Nesting: The nest is variable, and can be a shallow scrape on the ground with a sparse lining of grasses or other materials, a more substantial nest of sticks, mud, shells, or other materials, or a floating mass of grasses, reeds, and other vegetation.  The nest is placed near a water source. The female usually lays 3 or 4 eggs, and both parents help to incubate them. The young are fully capable of wading, walking, and swimming within 24 hours after hatching

Song: Click here to access vocalizations of the Black-winged Stilt.

Migration: Migratory status depends upon the local population.  Many Black-winged Stilts found in warmer climates are full-time residents. Others that breed in more temperate or colder areas are strongly migratory, moving to lower latitudes or towards the coast for the winter months.

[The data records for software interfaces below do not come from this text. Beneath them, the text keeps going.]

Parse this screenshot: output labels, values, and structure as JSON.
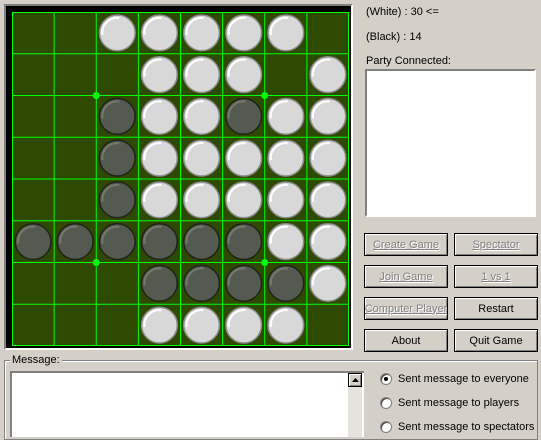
{
  "board": {
    "size": 8,
    "colors": {
      "board": "#2d4a00",
      "grid": "#00ff00",
      "white": "#d8d8d8",
      "black": "#555a50"
    },
    "cells": [
      "..WWWWW.",
      "...WWW.W",
      "..BWWBWW",
      "..BWWWWW",
      "..BWWWWW",
      "BBBBBBWW",
      "...BBBBW",
      "...WWWW."
    ],
    "star_points": [
      [
        2,
        2
      ],
      [
        2,
        6
      ],
      [
        6,
        2
      ],
      [
        6,
        6
      ]
    ]
  },
  "scores": {
    "white": "(White) : 30 <=",
    "black": "(Black) : 14"
  },
  "party": {
    "label": "Party Connected:",
    "items": []
  },
  "buttons": {
    "create_game": "Create Game",
    "spectator": "Spectator",
    "join_game": "Join Game",
    "one_vs_one": "1 vs 1",
    "computer_player": "Computer Player",
    "restart": "Restart",
    "about": "About",
    "quit_game": "Quit Game"
  },
  "message": {
    "label": "Message:",
    "text": "",
    "options": [
      {
        "label": "Sent message to everyone",
        "selected": true
      },
      {
        "label": "Sent message to players",
        "selected": false
      },
      {
        "label": "Sent message to spectators",
        "selected": false
      }
    ]
  }
}
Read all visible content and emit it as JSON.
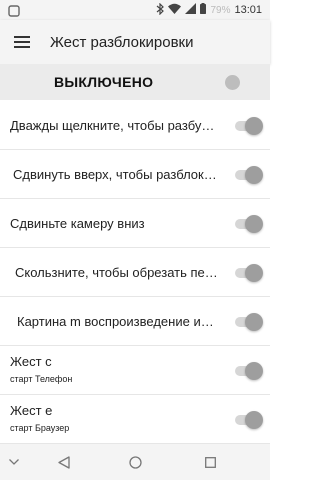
{
  "status_bar": {
    "battery_percent": "79%",
    "time": "13:01",
    "icons": [
      "notification-icon",
      "bluetooth-icon",
      "wifi-icon",
      "signal-icon",
      "battery-icon"
    ]
  },
  "header": {
    "title": "Жест разблокировки",
    "menu_icon": "hamburger-menu-icon"
  },
  "master_switch": {
    "label": "ВЫКЛЮЧЕНО",
    "state": "off"
  },
  "settings": [
    {
      "label": "Дважды щелкните, чтобы разбу…",
      "state": "on"
    },
    {
      "label": "Сдвинуть вверх, чтобы разблок…",
      "state": "on"
    },
    {
      "label": "Сдвиньте камеру вниз",
      "state": "on"
    },
    {
      "label": "Скользните, чтобы обрезать пе…",
      "state": "on"
    },
    {
      "label": "Картина m воспроизведение и…",
      "state": "on"
    },
    {
      "title": "Жест c",
      "subtitle": "старт Телефон",
      "state": "on"
    },
    {
      "title": "Жест e",
      "subtitle": "старт Браузер",
      "state": "on"
    }
  ],
  "nav_bar": {
    "icons": [
      "chevron-down-icon",
      "back-icon",
      "home-icon",
      "recents-icon"
    ]
  },
  "colors": {
    "background": "#ffffff",
    "bar": "#f4f4f4",
    "master_row": "#ebebeb",
    "toggle_knob": "#9e9e9e",
    "toggle_track": "#d6d6d6"
  }
}
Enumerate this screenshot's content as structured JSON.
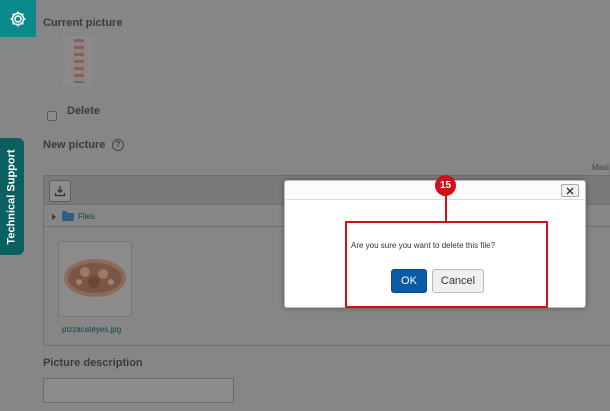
{
  "sidebar": {
    "settings_icon": "gear-icon",
    "tech_support_label": "Technical Support"
  },
  "form": {
    "current_picture_label": "Current picture",
    "delete_label": "Delete",
    "new_picture_label": "New picture",
    "help_icon": "question-circle-icon",
    "max_label": "Maxi",
    "picture_description_label": "Picture description",
    "picture_description_value": ""
  },
  "filepicker": {
    "download_icon": "download-icon",
    "path_label": "Files",
    "files": [
      {
        "name": "pizzacateyes.jpg"
      }
    ]
  },
  "dialog": {
    "message": "Are you sure you want to delete this file?",
    "ok_label": "OK",
    "cancel_label": "Cancel",
    "close_icon": "close-icon"
  },
  "annotation": {
    "step_number": "15",
    "highlight_color": "#d0101a"
  },
  "colors": {
    "accent": "#0a8a8a",
    "primary_button": "#0a5aa8",
    "overlay_background": "#868686"
  }
}
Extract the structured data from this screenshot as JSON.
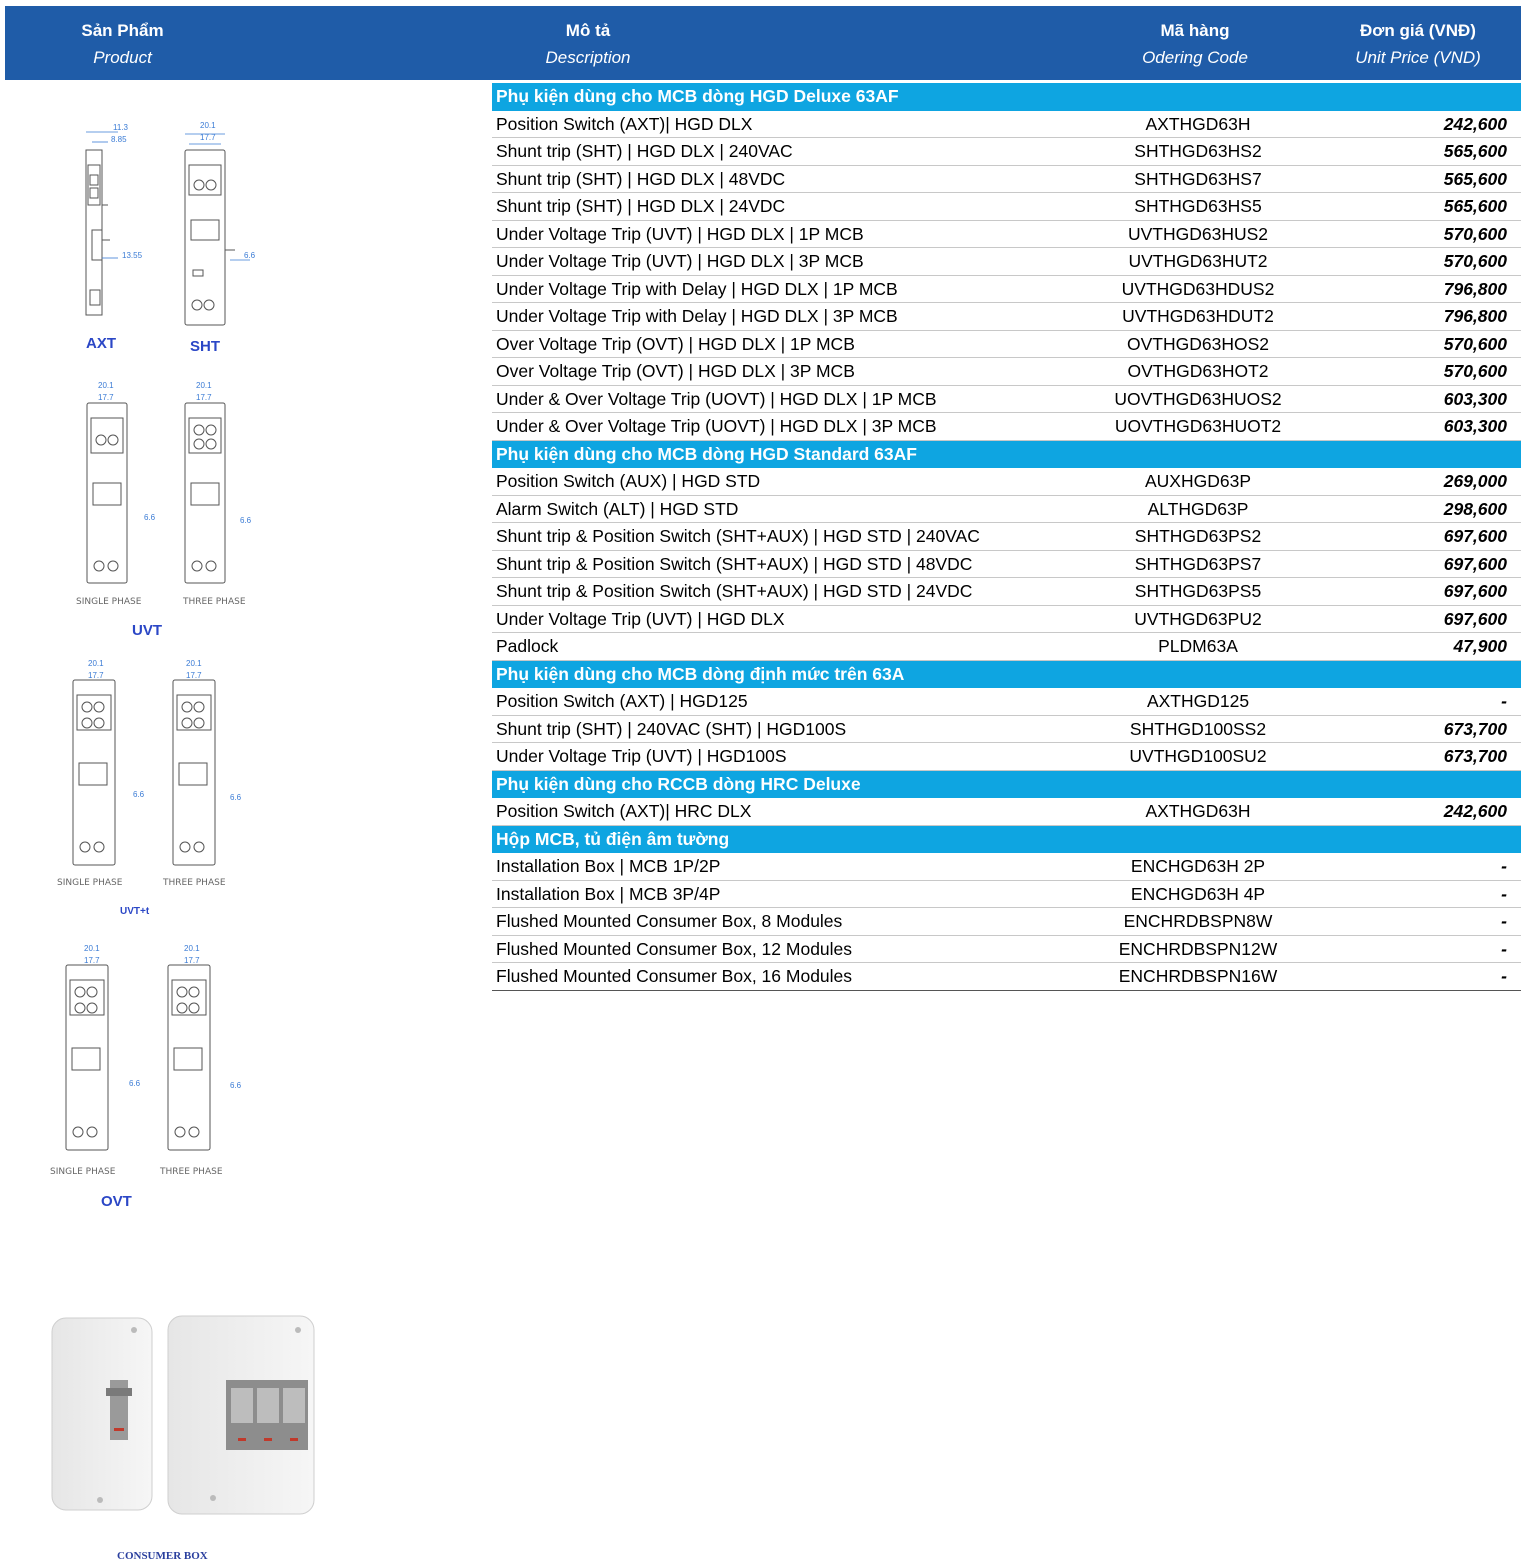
{
  "header": {
    "product_vi": "Sản Phẩm",
    "product_en": "Product",
    "desc_vi": "Mô tả",
    "desc_en": "Description",
    "code_vi": "Mã hàng",
    "code_en": "Odering Code",
    "price_vi": "Đơn giá (VNĐ)",
    "price_en": "Unit Price (VND)"
  },
  "images": {
    "axt": "AXT",
    "sht": "SHT",
    "uvt": "UVT",
    "uvtt": "UVT+t",
    "ovt": "OVT",
    "single_phase": "SINGLE PHASE",
    "three_phase": "THREE PHASE",
    "consumer_box": "CONSUMER BOX",
    "dims": {
      "d1": "11.3",
      "d2": "8.85",
      "d3": "13.55",
      "w1": "20.1",
      "w2": "17.7",
      "s": "6.6"
    }
  },
  "rows": [
    {
      "type": "section",
      "text": "Phụ kiện dùng cho MCB dòng HGD Deluxe 63AF"
    },
    {
      "desc": "Position Switch (AXT)| HGD DLX",
      "code": "AXTHGD63H",
      "price": "242,600"
    },
    {
      "desc": "Shunt trip (SHT) | HGD DLX | 240VAC",
      "code": "SHTHGD63HS2",
      "price": "565,600"
    },
    {
      "desc": "Shunt trip (SHT) | HGD DLX | 48VDC",
      "code": "SHTHGD63HS7",
      "price": "565,600"
    },
    {
      "desc": "Shunt trip (SHT) | HGD DLX | 24VDC",
      "code": "SHTHGD63HS5",
      "price": "565,600"
    },
    {
      "desc": "Under Voltage Trip (UVT) | HGD DLX | 1P MCB",
      "code": "UVTHGD63HUS2",
      "price": "570,600"
    },
    {
      "desc": "Under Voltage Trip (UVT) | HGD DLX | 3P MCB",
      "code": "UVTHGD63HUT2",
      "price": "570,600"
    },
    {
      "desc": "Under Voltage Trip with Delay | HGD DLX | 1P MCB",
      "code": "UVTHGD63HDUS2",
      "price": "796,800"
    },
    {
      "desc": "Under Voltage Trip with Delay | HGD DLX | 3P MCB",
      "code": "UVTHGD63HDUT2",
      "price": "796,800"
    },
    {
      "desc": "Over Voltage Trip (OVT) | HGD DLX | 1P MCB",
      "code": "OVTHGD63HOS2",
      "price": "570,600"
    },
    {
      "desc": "Over Voltage Trip (OVT) | HGD DLX | 3P MCB",
      "code": "OVTHGD63HOT2",
      "price": "570,600"
    },
    {
      "desc": "Under & Over Voltage Trip (UOVT) | HGD DLX | 1P MCB",
      "code": "UOVTHGD63HUOS2",
      "price": "603,300"
    },
    {
      "desc": "Under & Over Voltage Trip (UOVT) | HGD DLX | 3P MCB",
      "code": "UOVTHGD63HUOT2",
      "price": "603,300"
    },
    {
      "type": "section",
      "text": "Phụ kiện dùng cho MCB dòng HGD Standard 63AF"
    },
    {
      "desc": "Position Switch (AUX) | HGD STD",
      "code": "AUXHGD63P",
      "price": "269,000"
    },
    {
      "desc": "Alarm Switch (ALT) | HGD STD",
      "code": "ALTHGD63P",
      "price": "298,600"
    },
    {
      "desc": "Shunt trip & Position Switch (SHT+AUX) | HGD STD | 240VAC",
      "code": "SHTHGD63PS2",
      "price": "697,600"
    },
    {
      "desc": "Shunt trip & Position Switch (SHT+AUX) | HGD STD | 48VDC",
      "code": "SHTHGD63PS7",
      "price": "697,600"
    },
    {
      "desc": "Shunt trip & Position Switch (SHT+AUX) | HGD STD | 24VDC",
      "code": "SHTHGD63PS5",
      "price": "697,600"
    },
    {
      "desc": "Under Voltage Trip (UVT) | HGD DLX",
      "code": "UVTHGD63PU2",
      "price": "697,600"
    },
    {
      "desc": "Padlock",
      "code": "PLDM63A",
      "price": "47,900"
    },
    {
      "type": "section",
      "text": "Phụ kiện dùng cho MCB dòng định mức trên 63A"
    },
    {
      "desc": "Position Switch (AXT) | HGD125",
      "code": "AXTHGD125",
      "price": "-"
    },
    {
      "desc": "Shunt trip (SHT) | 240VAC (SHT) | HGD100S",
      "code": "SHTHGD100SS2",
      "price": "673,700"
    },
    {
      "desc": "Under Voltage Trip (UVT) | HGD100S",
      "code": "UVTHGD100SU2",
      "price": "673,700"
    },
    {
      "type": "section",
      "text": "Phụ kiện dùng cho RCCB dòng HRC Deluxe"
    },
    {
      "desc": "Position Switch (AXT)| HRC DLX",
      "code": "AXTHGD63H",
      "price": "242,600"
    },
    {
      "type": "section",
      "text": "Hộp MCB, tủ điện âm tường"
    },
    {
      "desc": "Installation Box | MCB 1P/2P",
      "code": "ENCHGD63H 2P",
      "price": "-"
    },
    {
      "desc": "Installation Box | MCB 3P/4P",
      "code": "ENCHGD63H 4P",
      "price": "-"
    },
    {
      "desc": "Flushed Mounted Consumer Box, 8 Modules",
      "code": "ENCHRDBSPN8W",
      "price": "-"
    },
    {
      "desc": "Flushed Mounted Consumer Box, 12 Modules",
      "code": "ENCHRDBSPN12W",
      "price": "-"
    },
    {
      "desc": "Flushed Mounted Consumer Box, 16 Modules",
      "code": "ENCHRDBSPN16W",
      "price": "-"
    }
  ]
}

Interactive eBird map: Click here to access an interactive eBird map of Black-winged Stilt sightings

Similar Species: Black-necked Stilt

Conservation Status: Populations are strong and generally stable.  Particularly for those groups who classify all stilts as one species, they are found over an extremely large geographic range and are unlikely to face threats to their overall global population.  The IUCN lists the Black-winged Stilt as a species of "Least Concern".

Further Information: 1) WhatBird - Black-winged Stilt

2) BirdLife International - Black-winged Stilt

3) The Sora - First Record of Black-winged Stilt in North America

Photo Information: Photo taken by "Leo" - Photo licensed under Creative Commons Attribution NonCommercial ShareAlike 2.0 Generic license.


Click below for a higher-resolution map
Black-winged Stilt - Range Map
South Dakota Status: Non-resident in South Dakota

Additional Black-winged Stilt Photos (coming soon!!)